__Assigned task__.
Could you please output all of the data exactly, without the images?

__Web page and app entries__.
◇ ◇ ◇ ◇ ◇

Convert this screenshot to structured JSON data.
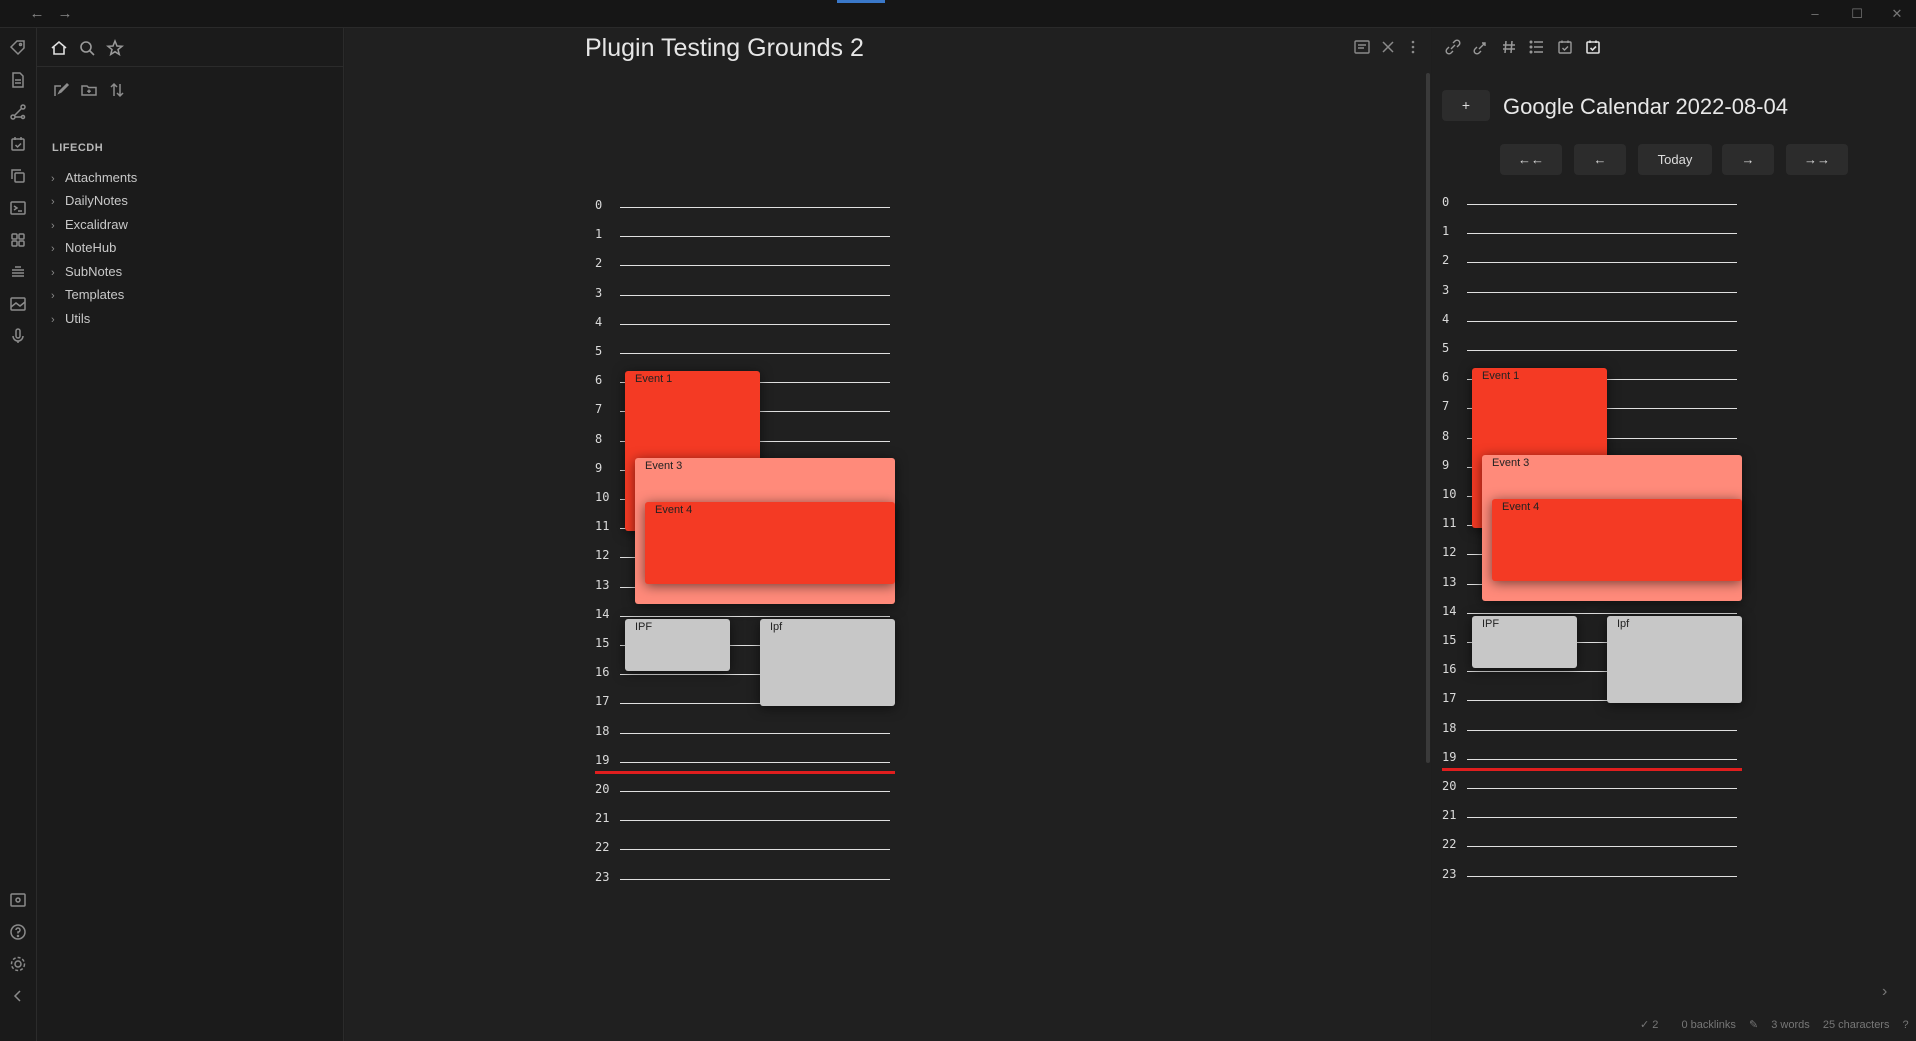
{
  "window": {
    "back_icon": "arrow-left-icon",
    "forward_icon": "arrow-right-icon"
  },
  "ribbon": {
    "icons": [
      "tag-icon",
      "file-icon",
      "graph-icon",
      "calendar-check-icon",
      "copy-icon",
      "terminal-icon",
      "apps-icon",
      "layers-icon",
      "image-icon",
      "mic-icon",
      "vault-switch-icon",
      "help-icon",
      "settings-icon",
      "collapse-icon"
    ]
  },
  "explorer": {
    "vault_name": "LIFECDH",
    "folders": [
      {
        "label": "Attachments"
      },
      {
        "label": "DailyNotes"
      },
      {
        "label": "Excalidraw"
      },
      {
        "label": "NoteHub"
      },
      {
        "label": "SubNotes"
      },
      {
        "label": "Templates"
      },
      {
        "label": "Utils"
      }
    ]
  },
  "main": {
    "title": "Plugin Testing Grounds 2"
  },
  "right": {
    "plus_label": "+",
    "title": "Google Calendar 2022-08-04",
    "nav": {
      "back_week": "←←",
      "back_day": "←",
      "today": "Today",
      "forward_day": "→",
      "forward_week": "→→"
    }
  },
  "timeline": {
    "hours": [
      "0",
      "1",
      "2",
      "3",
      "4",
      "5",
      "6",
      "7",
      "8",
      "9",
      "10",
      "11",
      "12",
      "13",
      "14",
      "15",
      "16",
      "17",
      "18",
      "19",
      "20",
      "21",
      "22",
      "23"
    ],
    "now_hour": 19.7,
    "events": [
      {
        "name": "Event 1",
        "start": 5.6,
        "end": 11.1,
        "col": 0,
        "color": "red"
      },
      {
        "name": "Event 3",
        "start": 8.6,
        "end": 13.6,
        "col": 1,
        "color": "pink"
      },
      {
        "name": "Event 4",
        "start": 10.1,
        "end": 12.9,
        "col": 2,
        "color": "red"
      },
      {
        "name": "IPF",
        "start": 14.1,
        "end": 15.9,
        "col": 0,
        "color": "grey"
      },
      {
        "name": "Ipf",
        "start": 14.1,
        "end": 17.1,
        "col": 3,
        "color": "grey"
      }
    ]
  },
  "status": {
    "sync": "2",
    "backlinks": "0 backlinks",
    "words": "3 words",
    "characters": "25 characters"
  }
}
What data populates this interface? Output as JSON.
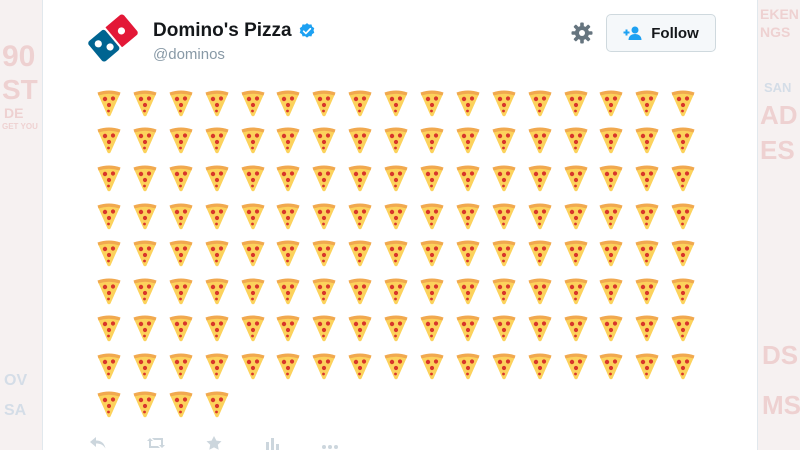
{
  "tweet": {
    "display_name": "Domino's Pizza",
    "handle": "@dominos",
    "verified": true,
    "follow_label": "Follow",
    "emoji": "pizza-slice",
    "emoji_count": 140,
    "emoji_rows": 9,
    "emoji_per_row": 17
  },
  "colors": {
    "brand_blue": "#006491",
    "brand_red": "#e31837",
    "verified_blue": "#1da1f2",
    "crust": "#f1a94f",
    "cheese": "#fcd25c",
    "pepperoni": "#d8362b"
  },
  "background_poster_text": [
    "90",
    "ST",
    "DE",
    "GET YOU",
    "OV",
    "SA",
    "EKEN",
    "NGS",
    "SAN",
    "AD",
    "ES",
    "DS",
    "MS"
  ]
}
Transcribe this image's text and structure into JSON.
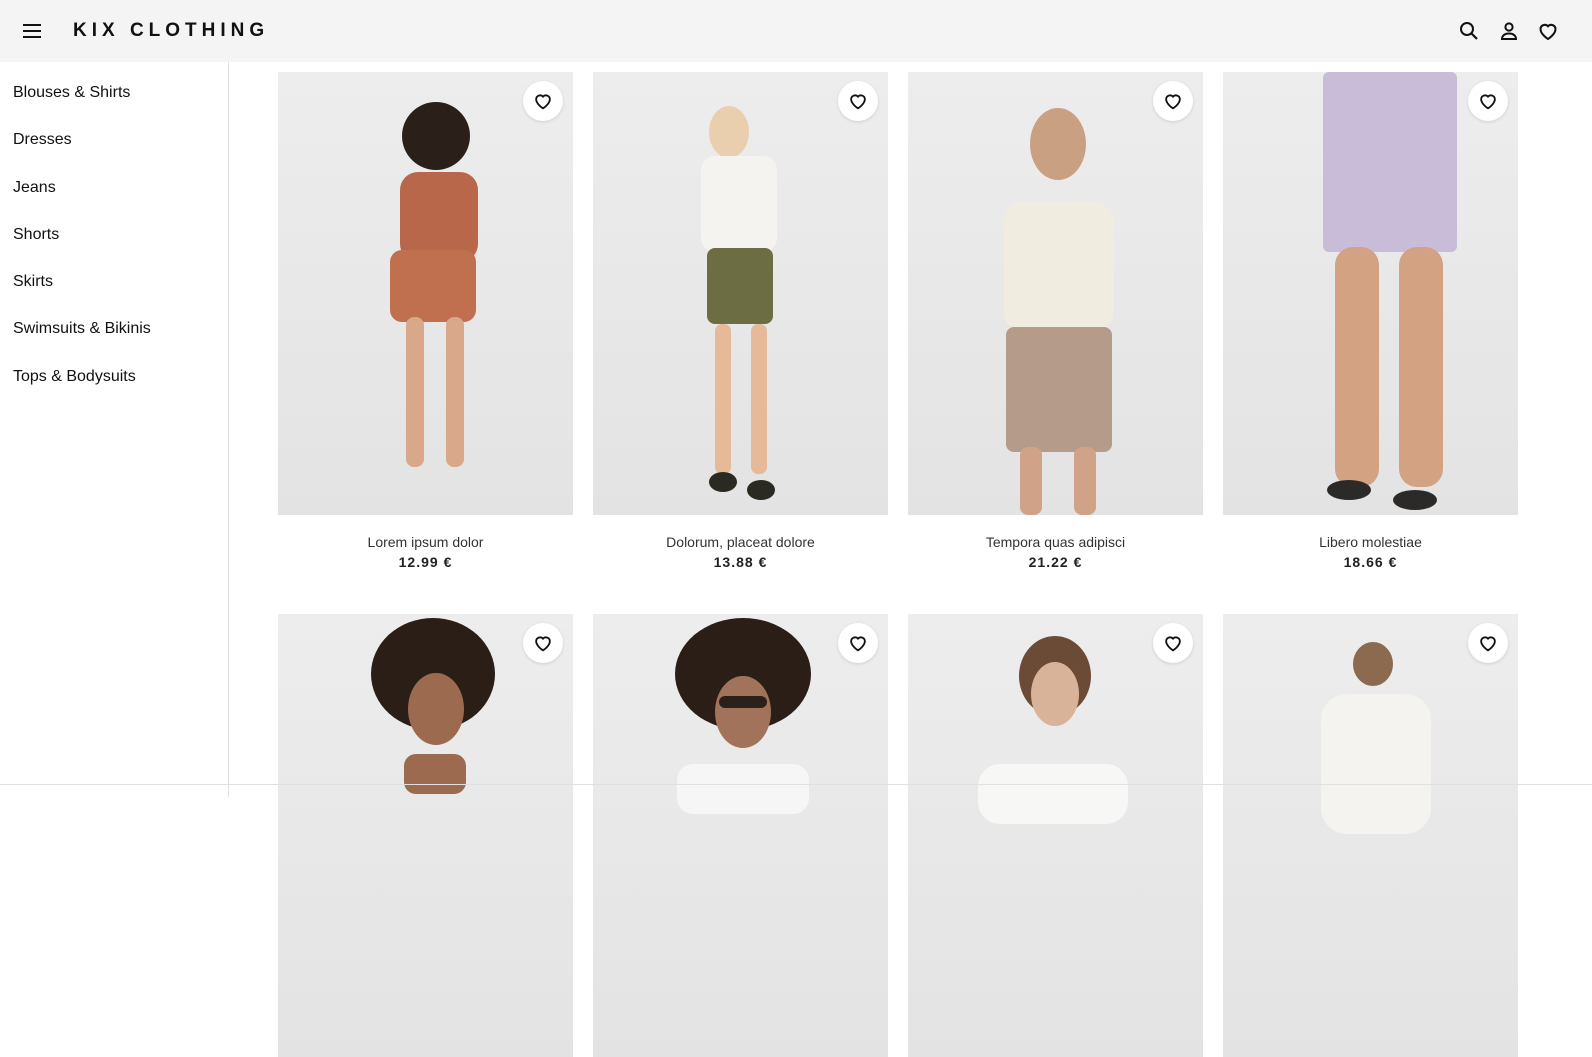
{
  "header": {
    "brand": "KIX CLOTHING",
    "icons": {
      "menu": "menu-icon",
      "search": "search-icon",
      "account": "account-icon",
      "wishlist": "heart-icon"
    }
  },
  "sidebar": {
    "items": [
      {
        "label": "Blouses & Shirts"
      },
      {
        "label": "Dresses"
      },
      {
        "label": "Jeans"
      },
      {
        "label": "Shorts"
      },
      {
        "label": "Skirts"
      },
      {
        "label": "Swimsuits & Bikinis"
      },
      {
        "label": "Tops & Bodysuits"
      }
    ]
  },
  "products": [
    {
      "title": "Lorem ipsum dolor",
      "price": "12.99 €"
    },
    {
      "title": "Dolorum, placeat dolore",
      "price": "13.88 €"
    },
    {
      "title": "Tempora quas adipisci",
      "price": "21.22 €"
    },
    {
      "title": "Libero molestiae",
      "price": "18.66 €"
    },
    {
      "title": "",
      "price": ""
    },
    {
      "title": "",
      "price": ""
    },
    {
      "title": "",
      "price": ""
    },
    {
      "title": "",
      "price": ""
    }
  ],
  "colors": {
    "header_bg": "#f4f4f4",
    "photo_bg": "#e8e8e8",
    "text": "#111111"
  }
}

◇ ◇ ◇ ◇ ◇

__Written response__.
Convert this screenshot to structured JSON data.
{
  "window": {
    "back_icon": "arrow-left-icon",
    "forward_icon": "arrow-right-icon"
  },
  "ribbon": {
    "icons": [
      "tag-icon",
      "file-icon",
      "graph-icon",
      "calendar-check-icon",
      "copy-icon",
      "terminal-icon",
      "apps-icon",
      "layers-icon",
      "image-icon",
      "mic-icon",
      "vault-switch-icon",
      "help-icon",
      "settings-icon",
      "collapse-icon"
    ]
  },
  "explorer": {
    "vault_name": "LIFECDH",
    "folders": [
      {
        "label": "Attachments"
      },
      {
        "label": "DailyNotes"
      },
      {
        "label": "Excalidraw"
      },
      {
        "label": "NoteHub"
      },
      {
        "label": "SubNotes"
      },
      {
        "label": "Templates"
      },
      {
        "label": "Utils"
      }
    ]
  },
  "main": {
    "title": "Plugin Testing Grounds 2"
  },
  "right": {
    "plus_label": "+",
    "title": "Google Calendar 2022-08-04",
    "nav": {
      "back_week": "←←",
      "back_day": "←",
      "today": "Today",
      "forward_day": "→",
      "forward_week": "→→"
    }
  },
  "timeline": {
    "hours": [
      "0",
      "1",
      "2",
      "3",
      "4",
      "5",
      "6",
      "7",
      "8",
      "9",
      "10",
      "11",
      "12",
      "13",
      "14",
      "15",
      "16",
      "17",
      "18",
      "19",
      "20",
      "21",
      "22",
      "23"
    ],
    "now_hour": 19.7,
    "events": [
      {
        "name": "Event 1",
        "start": 5.6,
        "end": 11.1,
        "col": 0,
        "color": "red"
      },
      {
        "name": "Event 3",
        "start": 8.6,
        "end": 13.6,
        "col": 1,
        "color": "pink"
      },
      {
        "name": "Event 4",
        "start": 10.1,
        "end": 12.9,
        "col": 2,
        "color": "red"
      },
      {
        "name": "IPF",
        "start": 14.1,
        "end": 15.9,
        "col": 0,
        "color": "grey"
      },
      {
        "name": "Ipf",
        "start": 14.1,
        "end": 17.1,
        "col": 3,
        "color": "grey"
      }
    ]
  },
  "status": {
    "sync": "2",
    "backlinks": "0 backlinks",
    "words": "3 words",
    "characters": "25 characters"
  }
}
What data populates this interface? Output as JSON.
{
  "tweet": {
    "display_name": "Domino's Pizza",
    "handle": "@dominos",
    "verified": true,
    "follow_label": "Follow",
    "emoji": "pizza-slice",
    "emoji_count": 140,
    "emoji_rows": 9,
    "emoji_per_row": 17
  },
  "colors": {
    "brand_blue": "#006491",
    "brand_red": "#e31837",
    "verified_blue": "#1da1f2",
    "crust": "#f1a94f",
    "cheese": "#fcd25c",
    "pepperoni": "#d8362b"
  },
  "background_poster_text": [
    "90",
    "ST",
    "DE",
    "GET YOU",
    "OV",
    "SA",
    "EKEN",
    "NGS",
    "SAN",
    "AD",
    "ES",
    "DS",
    "MS"
  ]
}
Transcribe this image's text and structure into JSON.
{
  "header": {
    "brand": "KIX CLOTHING",
    "icons": {
      "menu": "menu-icon",
      "search": "search-icon",
      "account": "account-icon",
      "wishlist": "heart-icon"
    }
  },
  "sidebar": {
    "items": [
      {
        "label": "Blouses & Shirts"
      },
      {
        "label": "Dresses"
      },
      {
        "label": "Jeans"
      },
      {
        "label": "Shorts"
      },
      {
        "label": "Skirts"
      },
      {
        "label": "Swimsuits & Bikinis"
      },
      {
        "label": "Tops & Bodysuits"
      }
    ]
  },
  "products": [
    {
      "title": "Lorem ipsum dolor",
      "price": "12.99 €"
    },
    {
      "title": "Dolorum, placeat dolore",
      "price": "13.88 €"
    },
    {
      "title": "Tempora quas adipisci",
      "price": "21.22 €"
    },
    {
      "title": "Libero molestiae",
      "price": "18.66 €"
    },
    {
      "title": "",
      "price": ""
    },
    {
      "title": "",
      "price": ""
    },
    {
      "title": "",
      "price": ""
    },
    {
      "title": "",
      "price": ""
    }
  ],
  "colors": {
    "header_bg": "#f4f4f4",
    "photo_bg": "#e8e8e8",
    "text": "#111111"
  }
}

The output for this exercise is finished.